→ **Description of the task**
In your copy of the records, include every word exactly and no pictures.

(Extracted records)
○ ○ ○ ○
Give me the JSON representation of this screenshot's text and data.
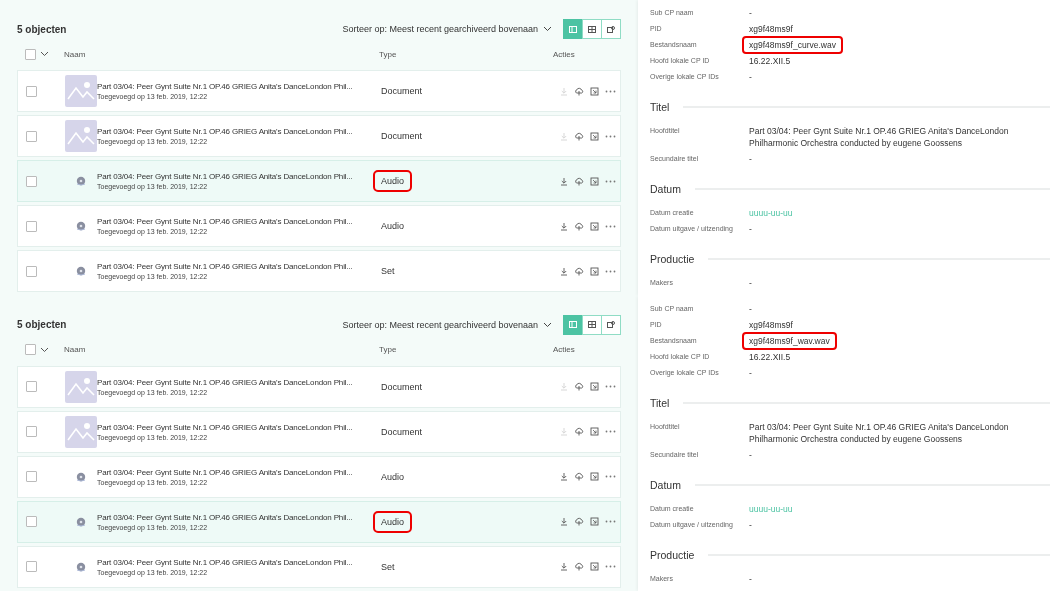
{
  "panels": [
    {
      "list": {
        "count": "5 objecten",
        "sort": "Sorteer op: Meest recent gearchiveerd bovenaan",
        "views": [
          {
            "kind": "list",
            "selected": true
          },
          {
            "kind": "grid",
            "selected": false
          },
          {
            "kind": "gallery",
            "selected": false
          }
        ],
        "select_all_checked": false,
        "columns": [
          "Naam",
          "Type",
          "Acties"
        ],
        "rows": [
          {
            "kind": "image",
            "checked": false,
            "title": "Part 03/04: Peer Gynt Suite Nr.1 OP.46 GRIEG Anita's DanceLondon Phil...",
            "added": "Toegevoegd op 13 feb. 2019, 12:22",
            "type": "Document",
            "selected": false,
            "highlighted": false,
            "download_disabled": true
          },
          {
            "kind": "image",
            "checked": false,
            "title": "Part 03/04: Peer Gynt Suite Nr.1 OP.46 GRIEG Anita's DanceLondon Phil...",
            "added": "Toegevoegd op 13 feb. 2019, 12:22",
            "type": "Document",
            "selected": false,
            "highlighted": false,
            "download_disabled": true
          },
          {
            "kind": "audio",
            "checked": false,
            "title": "Part 03/04: Peer Gynt Suite Nr.1 OP.46 GRIEG Anita's DanceLondon Phil...",
            "added": "Toegevoegd op 13 feb. 2019, 12:22",
            "type": "Audio",
            "selected": true,
            "highlighted": true,
            "download_disabled": false
          },
          {
            "kind": "audio",
            "checked": false,
            "title": "Part 03/04: Peer Gynt Suite Nr.1 OP.46 GRIEG Anita's DanceLondon Phil...",
            "added": "Toegevoegd op 13 feb. 2019, 12:22",
            "type": "Audio",
            "selected": false,
            "highlighted": false,
            "download_disabled": false
          },
          {
            "kind": "audio",
            "checked": false,
            "title": "Part 03/04: Peer Gynt Suite Nr.1 OP.46 GRIEG Anita's DanceLondon Phil...",
            "added": "Toegevoegd op 13 feb. 2019, 12:22",
            "type": "Set",
            "selected": false,
            "highlighted": false,
            "download_disabled": false
          }
        ]
      },
      "details": {
        "fields": [
          {
            "label": "Sub CP naam",
            "value": "-",
            "kind": "text",
            "highlighted": false
          },
          {
            "label": "PID",
            "value": "xg9f48ms9f",
            "kind": "text",
            "highlighted": false
          },
          {
            "label": "Bestandsnaam",
            "value": "xg9f48ms9f_curve.wav",
            "kind": "text",
            "highlighted": true
          },
          {
            "label": "Hoofd lokale CP ID",
            "value": "16.22.XII.5",
            "kind": "text",
            "highlighted": false
          },
          {
            "label": "Overige lokale CP IDs",
            "value": "-",
            "kind": "text",
            "highlighted": false
          }
        ],
        "sections": [
          {
            "title": "Titel",
            "fields": [
              {
                "label": "Hoofdtitel",
                "value": "Part 03/04: Peer Gynt Suite Nr.1 OP.46 GRIEG Anita's DanceLondon Philharmonic Orchestra conducted by eugene Goossens",
                "kind": "text",
                "highlighted": false
              },
              {
                "label": "Secundaire titel",
                "value": "-",
                "kind": "text",
                "highlighted": false
              }
            ]
          },
          {
            "title": "Datum",
            "fields": [
              {
                "label": "Datum creatie",
                "value": "uuuu-uu-uu",
                "kind": "link",
                "highlighted": false
              },
              {
                "label": "Datum uitgave / uitzending",
                "value": "-",
                "kind": "text",
                "highlighted": false
              }
            ]
          },
          {
            "title": "Productie",
            "fields": [
              {
                "label": "Makers",
                "value": "-",
                "kind": "text",
                "highlighted": false
              }
            ]
          }
        ]
      }
    },
    {
      "list": {
        "count": "5 objecten",
        "sort": "Sorteer op: Meest recent gearchiveerd bovenaan",
        "views": [
          {
            "kind": "list",
            "selected": true
          },
          {
            "kind": "grid",
            "selected": false
          },
          {
            "kind": "gallery",
            "selected": false
          }
        ],
        "select_all_checked": false,
        "columns": [
          "Naam",
          "Type",
          "Acties"
        ],
        "rows": [
          {
            "kind": "image",
            "checked": false,
            "title": "Part 03/04: Peer Gynt Suite Nr.1 OP.46 GRIEG Anita's DanceLondon Phil...",
            "added": "Toegevoegd op 13 feb. 2019, 12:22",
            "type": "Document",
            "selected": false,
            "highlighted": false,
            "download_disabled": true
          },
          {
            "kind": "image",
            "checked": false,
            "title": "Part 03/04: Peer Gynt Suite Nr.1 OP.46 GRIEG Anita's DanceLondon Phil...",
            "added": "Toegevoegd op 13 feb. 2019, 12:22",
            "type": "Document",
            "selected": false,
            "highlighted": false,
            "download_disabled": true
          },
          {
            "kind": "audio",
            "checked": false,
            "title": "Part 03/04: Peer Gynt Suite Nr.1 OP.46 GRIEG Anita's DanceLondon Phil...",
            "added": "Toegevoegd op 13 feb. 2019, 12:22",
            "type": "Audio",
            "selected": false,
            "highlighted": false,
            "download_disabled": false
          },
          {
            "kind": "audio",
            "checked": false,
            "title": "Part 03/04: Peer Gynt Suite Nr.1 OP.46 GRIEG Anita's DanceLondon Phil...",
            "added": "Toegevoegd op 13 feb. 2019, 12:22",
            "type": "Audio",
            "selected": true,
            "highlighted": true,
            "download_disabled": false
          },
          {
            "kind": "audio",
            "checked": false,
            "title": "Part 03/04: Peer Gynt Suite Nr.1 OP.46 GRIEG Anita's DanceLondon Phil...",
            "added": "Toegevoegd op 13 feb. 2019, 12:22",
            "type": "Set",
            "selected": false,
            "highlighted": false,
            "download_disabled": false
          }
        ]
      },
      "details": {
        "fields": [
          {
            "label": "Sub CP naam",
            "value": "-",
            "kind": "text",
            "highlighted": false
          },
          {
            "label": "PID",
            "value": "xg9f48ms9f",
            "kind": "text",
            "highlighted": false
          },
          {
            "label": "Bestandsnaam",
            "value": "xg9f48ms9f_wav.wav",
            "kind": "text",
            "highlighted": true
          },
          {
            "label": "Hoofd lokale CP ID",
            "value": "16.22.XII.5",
            "kind": "text",
            "highlighted": false
          },
          {
            "label": "Overige lokale CP IDs",
            "value": "-",
            "kind": "text",
            "highlighted": false
          }
        ],
        "sections": [
          {
            "title": "Titel",
            "fields": [
              {
                "label": "Hoofdtitel",
                "value": "Part 03/04: Peer Gynt Suite Nr.1 OP.46 GRIEG Anita's DanceLondon Philharmonic Orchestra conducted by eugene Goossens",
                "kind": "text",
                "highlighted": false
              },
              {
                "label": "Secundaire titel",
                "value": "-",
                "kind": "text",
                "highlighted": false
              }
            ]
          },
          {
            "title": "Datum",
            "fields": [
              {
                "label": "Datum creatie",
                "value": "uuuu-uu-uu",
                "kind": "link",
                "highlighted": false
              },
              {
                "label": "Datum uitgave / uitzending",
                "value": "-",
                "kind": "text",
                "highlighted": false
              }
            ]
          },
          {
            "title": "Productie",
            "fields": [
              {
                "label": "Makers",
                "value": "-",
                "kind": "text",
                "highlighted": false
              }
            ]
          }
        ]
      }
    }
  ]
}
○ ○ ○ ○
→ **Response area**
Give me the JSON representation of this screenshot's text and data.
{
  "panels": [
    {
      "list": {
        "count": "5 objecten",
        "sort": "Sorteer op: Meest recent gearchiveerd bovenaan",
        "views": [
          {
            "kind": "list",
            "selected": true
          },
          {
            "kind": "grid",
            "selected": false
          },
          {
            "kind": "gallery",
            "selected": false
          }
        ],
        "select_all_checked": false,
        "columns": [
          "Naam",
          "Type",
          "Acties"
        ],
        "rows": [
          {
            "kind": "image",
            "checked": false,
            "title": "Part 03/04: Peer Gynt Suite Nr.1 OP.46 GRIEG Anita's DanceLondon Phil...",
            "added": "Toegevoegd op 13 feb. 2019, 12:22",
            "type": "Document",
            "selected": false,
            "highlighted": false,
            "download_disabled": true
          },
          {
            "kind": "image",
            "checked": false,
            "title": "Part 03/04: Peer Gynt Suite Nr.1 OP.46 GRIEG Anita's DanceLondon Phil...",
            "added": "Toegevoegd op 13 feb. 2019, 12:22",
            "type": "Document",
            "selected": false,
            "highlighted": false,
            "download_disabled": true
          },
          {
            "kind": "audio",
            "checked": false,
            "title": "Part 03/04: Peer Gynt Suite Nr.1 OP.46 GRIEG Anita's DanceLondon Phil...",
            "added": "Toegevoegd op 13 feb. 2019, 12:22",
            "type": "Audio",
            "selected": true,
            "highlighted": true,
            "download_disabled": false
          },
          {
            "kind": "audio",
            "checked": false,
            "title": "Part 03/04: Peer Gynt Suite Nr.1 OP.46 GRIEG Anita's DanceLondon Phil...",
            "added": "Toegevoegd op 13 feb. 2019, 12:22",
            "type": "Audio",
            "selected": false,
            "highlighted": false,
            "download_disabled": false
          },
          {
            "kind": "audio",
            "checked": false,
            "title": "Part 03/04: Peer Gynt Suite Nr.1 OP.46 GRIEG Anita's DanceLondon Phil...",
            "added": "Toegevoegd op 13 feb. 2019, 12:22",
            "type": "Set",
            "selected": false,
            "highlighted": false,
            "download_disabled": false
          }
        ]
      },
      "details": {
        "fields": [
          {
            "label": "Sub CP naam",
            "value": "-",
            "kind": "text",
            "highlighted": false
          },
          {
            "label": "PID",
            "value": "xg9f48ms9f",
            "kind": "text",
            "highlighted": false
          },
          {
            "label": "Bestandsnaam",
            "value": "xg9f48ms9f_curve.wav",
            "kind": "text",
            "highlighted": true
          },
          {
            "label": "Hoofd lokale CP ID",
            "value": "16.22.XII.5",
            "kind": "text",
            "highlighted": false
          },
          {
            "label": "Overige lokale CP IDs",
            "value": "-",
            "kind": "text",
            "highlighted": false
          }
        ],
        "sections": [
          {
            "title": "Titel",
            "fields": [
              {
                "label": "Hoofdtitel",
                "value": "Part 03/04: Peer Gynt Suite Nr.1 OP.46 GRIEG Anita's DanceLondon Philharmonic Orchestra conducted by eugene Goossens",
                "kind": "text",
                "highlighted": false
              },
              {
                "label": "Secundaire titel",
                "value": "-",
                "kind": "text",
                "highlighted": false
              }
            ]
          },
          {
            "title": "Datum",
            "fields": [
              {
                "label": "Datum creatie",
                "value": "uuuu-uu-uu",
                "kind": "link",
                "highlighted": false
              },
              {
                "label": "Datum uitgave / uitzending",
                "value": "-",
                "kind": "text",
                "highlighted": false
              }
            ]
          },
          {
            "title": "Productie",
            "fields": [
              {
                "label": "Makers",
                "value": "-",
                "kind": "text",
                "highlighted": false
              }
            ]
          }
        ]
      }
    },
    {
      "list": {
        "count": "5 objecten",
        "sort": "Sorteer op: Meest recent gearchiveerd bovenaan",
        "views": [
          {
            "kind": "list",
            "selected": true
          },
          {
            "kind": "grid",
            "selected": false
          },
          {
            "kind": "gallery",
            "selected": false
          }
        ],
        "select_all_checked": false,
        "columns": [
          "Naam",
          "Type",
          "Acties"
        ],
        "rows": [
          {
            "kind": "image",
            "checked": false,
            "title": "Part 03/04: Peer Gynt Suite Nr.1 OP.46 GRIEG Anita's DanceLondon Phil...",
            "added": "Toegevoegd op 13 feb. 2019, 12:22",
            "type": "Document",
            "selected": false,
            "highlighted": false,
            "download_disabled": true
          },
          {
            "kind": "image",
            "checked": false,
            "title": "Part 03/04: Peer Gynt Suite Nr.1 OP.46 GRIEG Anita's DanceLondon Phil...",
            "added": "Toegevoegd op 13 feb. 2019, 12:22",
            "type": "Document",
            "selected": false,
            "highlighted": false,
            "download_disabled": true
          },
          {
            "kind": "audio",
            "checked": false,
            "title": "Part 03/04: Peer Gynt Suite Nr.1 OP.46 GRIEG Anita's DanceLondon Phil...",
            "added": "Toegevoegd op 13 feb. 2019, 12:22",
            "type": "Audio",
            "selected": false,
            "highlighted": false,
            "download_disabled": false
          },
          {
            "kind": "audio",
            "checked": false,
            "title": "Part 03/04: Peer Gynt Suite Nr.1 OP.46 GRIEG Anita's DanceLondon Phil...",
            "added": "Toegevoegd op 13 feb. 2019, 12:22",
            "type": "Audio",
            "selected": true,
            "highlighted": true,
            "download_disabled": false
          },
          {
            "kind": "audio",
            "checked": false,
            "title": "Part 03/04: Peer Gynt Suite Nr.1 OP.46 GRIEG Anita's DanceLondon Phil...",
            "added": "Toegevoegd op 13 feb. 2019, 12:22",
            "type": "Set",
            "selected": false,
            "highlighted": false,
            "download_disabled": false
          }
        ]
      },
      "details": {
        "fields": [
          {
            "label": "Sub CP naam",
            "value": "-",
            "kind": "text",
            "highlighted": false
          },
          {
            "label": "PID",
            "value": "xg9f48ms9f",
            "kind": "text",
            "highlighted": false
          },
          {
            "label": "Bestandsnaam",
            "value": "xg9f48ms9f_wav.wav",
            "kind": "text",
            "highlighted": true
          },
          {
            "label": "Hoofd lokale CP ID",
            "value": "16.22.XII.5",
            "kind": "text",
            "highlighted": false
          },
          {
            "label": "Overige lokale CP IDs",
            "value": "-",
            "kind": "text",
            "highlighted": false
          }
        ],
        "sections": [
          {
            "title": "Titel",
            "fields": [
              {
                "label": "Hoofdtitel",
                "value": "Part 03/04: Peer Gynt Suite Nr.1 OP.46 GRIEG Anita's DanceLondon Philharmonic Orchestra conducted by eugene Goossens",
                "kind": "text",
                "highlighted": false
              },
              {
                "label": "Secundaire titel",
                "value": "-",
                "kind": "text",
                "highlighted": false
              }
            ]
          },
          {
            "title": "Datum",
            "fields": [
              {
                "label": "Datum creatie",
                "value": "uuuu-uu-uu",
                "kind": "link",
                "highlighted": false
              },
              {
                "label": "Datum uitgave / uitzending",
                "value": "-",
                "kind": "text",
                "highlighted": false
              }
            ]
          },
          {
            "title": "Productie",
            "fields": [
              {
                "label": "Makers",
                "value": "-",
                "kind": "text",
                "highlighted": false
              }
            ]
          }
        ]
      }
    }
  ]
}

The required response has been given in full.